Guess: {value}
</div>
);
}

This simple feature shows just how powerful Empirica can be. Just by virtue of storing user information with player.set() and displaying that information in the SocialExposure component, the subject interface is automatically updated. This is due to the way ReactJS works with Meteor: any time a piece of information passed as one of the props is updated, then the display re-renders to show the new information.

Using treatment factors

One of the key features of Empirica is the ability to think like a scientist and control your app with experimental conditions. To show how this works we'll add a factor, allowing us to modify the stage length without changing the code.

First, we add the new factor through the admin panel by navigating to the factors interface and clicking "New Factor". We will create a stageLength factor of type Integer.

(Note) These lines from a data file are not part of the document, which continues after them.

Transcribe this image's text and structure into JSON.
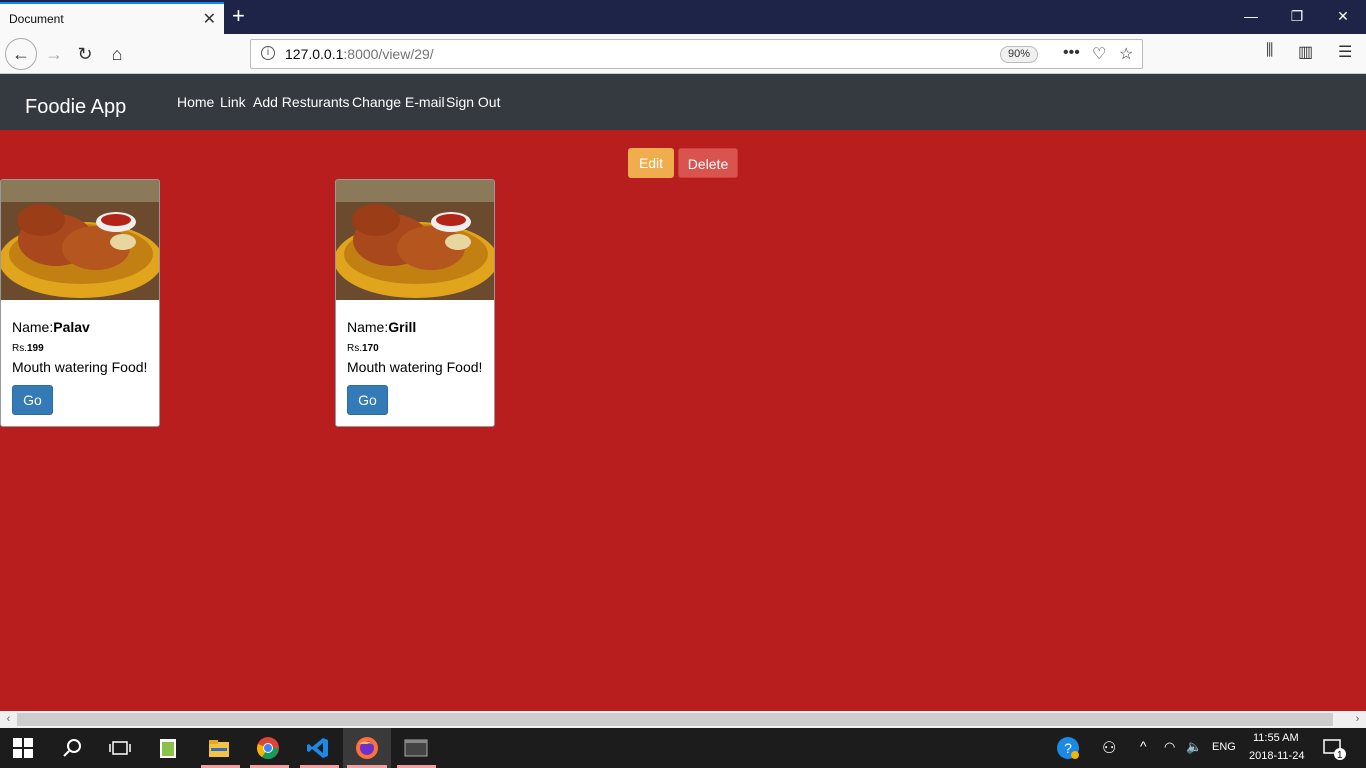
{
  "browser": {
    "tab_title": "Document",
    "url_host": "127.0.0.1",
    "url_rest": ":8000/view/29/",
    "zoom": "90%"
  },
  "app": {
    "brand": "Foodie App",
    "nav": [
      "Home",
      "Link",
      "Add Resturants",
      "Change E-mail",
      "Sign Out"
    ]
  },
  "actions": {
    "edit": "Edit",
    "delete": "Delete"
  },
  "cards": [
    {
      "name_label": "Name:",
      "name": "Palav",
      "price_label": "Rs.",
      "price": "199",
      "desc": "Mouth watering Food!",
      "button": "Go"
    },
    {
      "name_label": "Name:",
      "name": "Grill",
      "price_label": "Rs.",
      "price": "170",
      "desc": "Mouth watering Food!",
      "button": "Go"
    }
  ],
  "taskbar": {
    "time": "11:55 AM",
    "date": "2018-11-24",
    "lang": "ENG",
    "notification_count": "1"
  }
}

Then, add a new value (such as 60, for 60 seconds), make a new treatment, and create a new batch. You can archive your earlier treatment(s) so they don't clutter up the interface. You'll always be able to unarchive these if necessary.

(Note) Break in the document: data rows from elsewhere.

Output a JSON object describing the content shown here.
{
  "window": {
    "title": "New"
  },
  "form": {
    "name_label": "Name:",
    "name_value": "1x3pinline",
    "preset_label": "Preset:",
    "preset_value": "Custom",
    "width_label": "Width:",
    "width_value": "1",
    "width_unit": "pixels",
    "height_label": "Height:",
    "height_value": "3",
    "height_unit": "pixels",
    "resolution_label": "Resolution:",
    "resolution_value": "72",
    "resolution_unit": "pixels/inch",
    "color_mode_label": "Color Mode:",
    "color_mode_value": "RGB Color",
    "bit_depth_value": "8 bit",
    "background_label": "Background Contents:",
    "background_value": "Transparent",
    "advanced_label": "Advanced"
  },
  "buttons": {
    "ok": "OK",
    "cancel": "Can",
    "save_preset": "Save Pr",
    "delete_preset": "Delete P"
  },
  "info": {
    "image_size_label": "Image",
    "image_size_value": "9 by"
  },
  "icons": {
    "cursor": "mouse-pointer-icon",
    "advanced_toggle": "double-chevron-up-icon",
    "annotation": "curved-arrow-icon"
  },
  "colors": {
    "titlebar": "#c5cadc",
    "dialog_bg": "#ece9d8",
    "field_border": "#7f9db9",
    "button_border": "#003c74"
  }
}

We use this treatment information in the Empirica.gameInit callback by simply changing the definition in /server/main.js to be durationInSeconds: game.treatment.stageLength for both stages.

Calculating player score with callbacks

Empirica provides a set of methods that will run at the start and end of each round and stage. These can be found in /server/callbacks.js.

By default, the score is equal to the total sum of responses, but this is not very informative. We'll modify this to show percentage of error subtracted from 1:

// onRoundEnd is triggered after each round.
// It receives the same options as onGameEnd, and the round that just ended.
Empirica.onRoundEnd((game, round) => {
game.players.forEach(player => {
let value = player.round.get("value") || 0;
const prevScore = player.get("score") || 0;
let newScore = 1 - value / round.get("correctAnswer");
if (newScore < 0) newScore = 0;
player.set("score", prevScore + newScore);
});
});

Next steps and future work

In this tutorial, we have created a simple that prompts subjects to complete numeric estimation tasks and allows them to revise their answers while observing the responses of other subjects.

Right now, this app ONLY works for social conditions ; if you don't have any neighbors, things will look a bit weird because the stage name is called "Social Information" and there are no instructions.

Here are some examples of how we can use Empirica features to expand the functionality of this experiment:

  • Add logic to use different stage names for social and non-social conditions

  • Add configurable task instructions to the constants.js that say things like

    "Please answer the question, you will have a chance to revise your answer" and

    "Please revise your answer"

  • Add a factor "questionSet" that takes a comma-separated list of question

    identifiers, and uses only those questions. This allows different treatments

    to use different conditions, based on the same constants.js file.

  • If you want to use more complex network structures, you could store those in a

    json format and import them in main.js

There are also several very basic features from the Intro and Outro we haven't touched yet that you'll need to update:

  • The Consent form

  • The Instructions pages

  • The attention check

  • The Exit Survey and Thank You page